“Increases in HPV vaccine initiation are well-documented, but researchers have paid little attention to changes in HPV vaccine series completion,” they wrote.
In the study, Jennifer C. Spencer, MD, and colleagues used MarketScan Commercial claims data to identify 1,332,217 privately insured patients aged 9 to 26 years who started the bivalent or quadrivalent HPV vaccine series between 2006 and 2014. Researchers followed the patients through 2015. The study’s outcome of interest was the completion of the third HPV vaccine dose within 1 year of initiating the series. This was evaluated in terms of age, region, insurance plan type, provider type, and seasonal influenza vaccination.
Results of their analysis, published today in American Journal of Public Health, indicated that 70% of female patients and 62% of males received a second HPV dose within a year of the initial dose, but only 45% of females and 35% of males received all three doses within a year.
Pediatricians were among the providers who most commonly administered the initial HPV vaccine dose (48% of females, 67% of males), along with family physicians (20% of females, 15% of males). Additionally, obstetricians/gynecologists (OB-GYNs) provided 12% of initial vaccines administered to female patients.

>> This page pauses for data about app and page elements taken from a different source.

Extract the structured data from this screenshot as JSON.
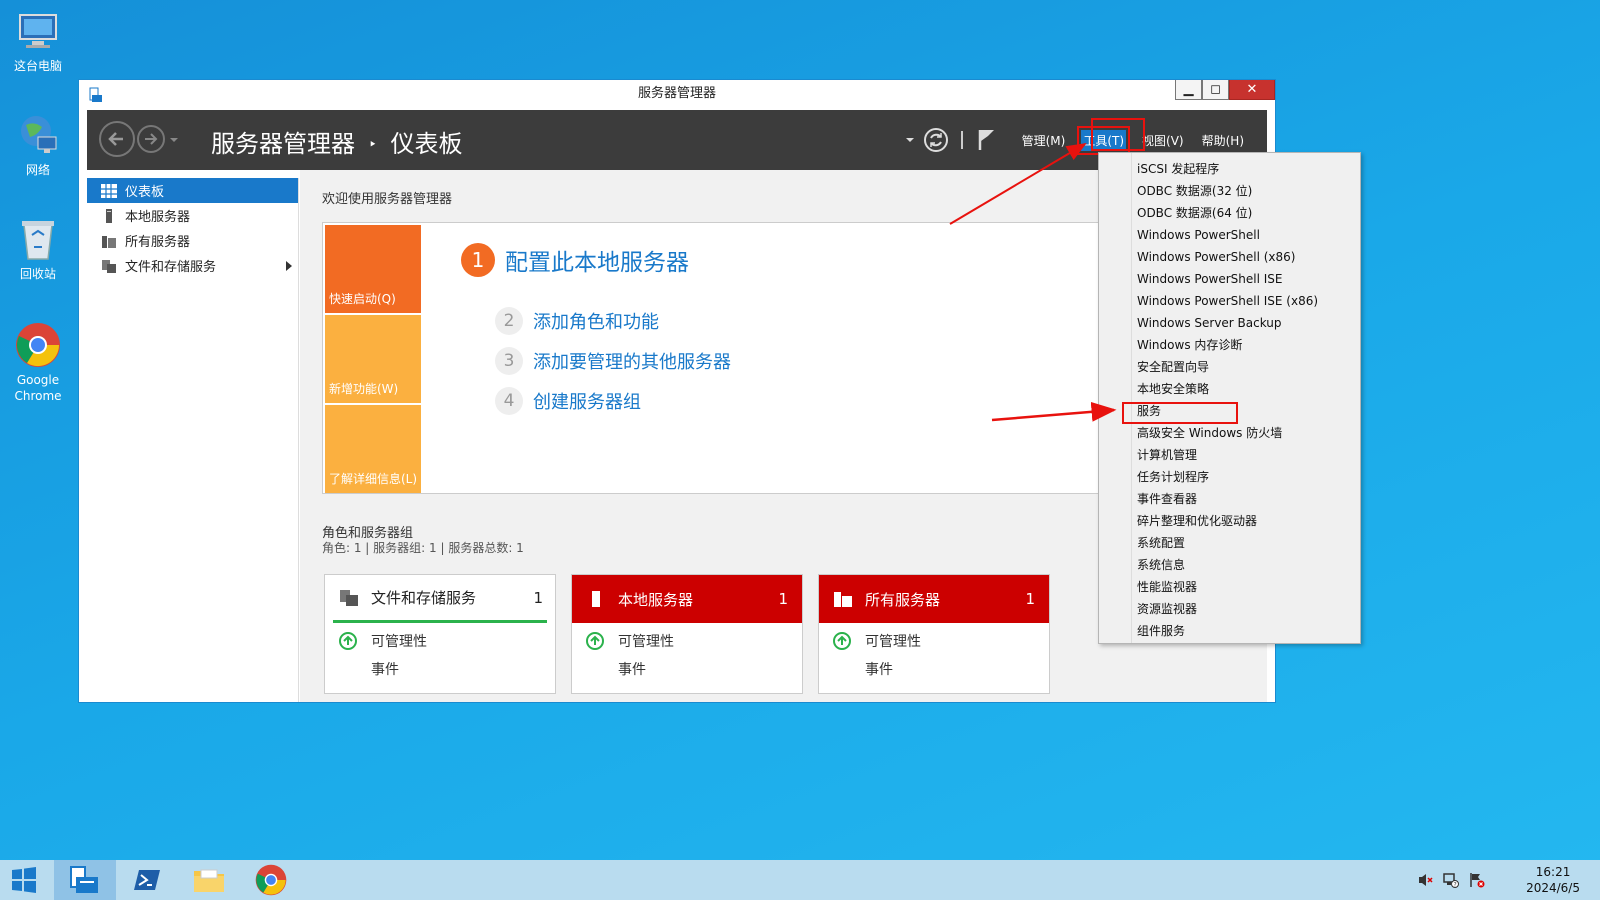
{
  "desktop": {
    "icons": [
      {
        "label": "这台电脑"
      },
      {
        "label": "网络"
      },
      {
        "label": "回收站"
      },
      {
        "label": "Google Chrome"
      }
    ]
  },
  "window": {
    "title": "服务器管理器",
    "breadcrumb_app": "服务器管理器",
    "breadcrumb_sep": "‣",
    "breadcrumb_page": "仪表板",
    "min_glyph": "▁",
    "max_glyph": "◻",
    "close_glyph": "✕",
    "menu": [
      "管理(M)",
      "工具(T)",
      "视图(V)",
      "帮助(H)"
    ],
    "accent": "#1979ca"
  },
  "sidebar": {
    "items": [
      {
        "label": "仪表板"
      },
      {
        "label": "本地服务器"
      },
      {
        "label": "所有服务器"
      },
      {
        "label": "文件和存储服务"
      }
    ]
  },
  "main": {
    "welcome": "欢迎使用服务器管理器",
    "tiles": [
      "快速启动(Q)",
      "新增功能(W)",
      "了解详细信息(L)"
    ],
    "steps": [
      {
        "num": "1",
        "text": "配置此本地服务器"
      },
      {
        "num": "2",
        "text": "添加角色和功能"
      },
      {
        "num": "3",
        "text": "添加要管理的其他服务器"
      },
      {
        "num": "4",
        "text": "创建服务器组"
      }
    ],
    "roles_title": "角色和服务器组",
    "roles_sub": "角色: 1 | 服务器组: 1 | 服务器总数: 1",
    "cards": [
      {
        "title": "文件和存储服务",
        "count": "1",
        "line1": "可管理性",
        "line2": "事件"
      },
      {
        "title": "本地服务器",
        "count": "1",
        "line1": "可管理性",
        "line2": "事件"
      },
      {
        "title": "所有服务器",
        "count": "1",
        "line1": "可管理性",
        "line2": "事件"
      }
    ]
  },
  "tools_menu": {
    "items": [
      "iSCSI 发起程序",
      "ODBC 数据源(32 位)",
      "ODBC 数据源(64 位)",
      "Windows PowerShell",
      "Windows PowerShell (x86)",
      "Windows PowerShell ISE",
      "Windows PowerShell ISE (x86)",
      "Windows Server Backup",
      "Windows 内存诊断",
      "安全配置向导",
      "本地安全策略",
      "服务",
      "高级安全 Windows 防火墙",
      "计算机管理",
      "任务计划程序",
      "事件查看器",
      "碎片整理和优化驱动器",
      "系统配置",
      "系统信息",
      "性能监视器",
      "资源监视器",
      "组件服务"
    ]
  },
  "taskbar": {
    "time": "16:21",
    "date": "2024/6/5"
  }
}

Female patients who began the course in 2006 had high rates of follow-through (66.8%), but the rates declined each year, with 59% receiving vaccination in 2007, 50.8% receiving vaccination in 2008, and 42.1% receiving the vaccine in 2009. After 2010, the decline became less prominent but persisted, arriving at a low of 38.2% in 2014.
Male patients had a less pronounced decrease in follow-through over time (36.1% in 2011 and 33.1% by 2014), the researchers said.
The female patients who completed all three doses were more likely to have initiated the vaccine through an OB/GYN (54.7%) vs. a pediatrician (44.3%; P < .001). The lowest rate of follow-through in female patients was among those who started the vaccine through midlevel providers (41.4%). Likewise, male patients who initiated the vaccine with a midlevel provider had a lower rate of follow-through (31.3%) compared with those who received the first dose from a pediatrician (36.1%; P < .001).
In both sexes, having received an influenza vaccine within the previous year was associated with a higher rate of HPV vaccine follow-through, whereas living in the South or West was associated with lower follow-through. Patients with HMO insurance plans were less likely to follow through with HPV vaccines vs. those in preferred provider organizations (44.2% vs. 46.2% for males; 31.7% vs 36.3% for females; P < .001). In female but not male patients, being enrolled in a high-deductible health plan was associated with lower rates of follow-through vs. those in preferred provider organizations (44.2% vs. 46.2%; P < .001).
“Although HPV vaccination is improving over time, only 45% of females and 35% of males in our study completed the HPV series within 1 year of initiation,” the researchers wrote. “Programs seeking to improve vaccination should emphasize the importance of timely follow-through and should target the full range of providers who deliver HPV vaccines.” – by Jennifer Byrne
Disclosures: Spencer reports receiving funding on an unrelated grant from Pfizer. Please see the study for all other authors’ relevant financial disclosures.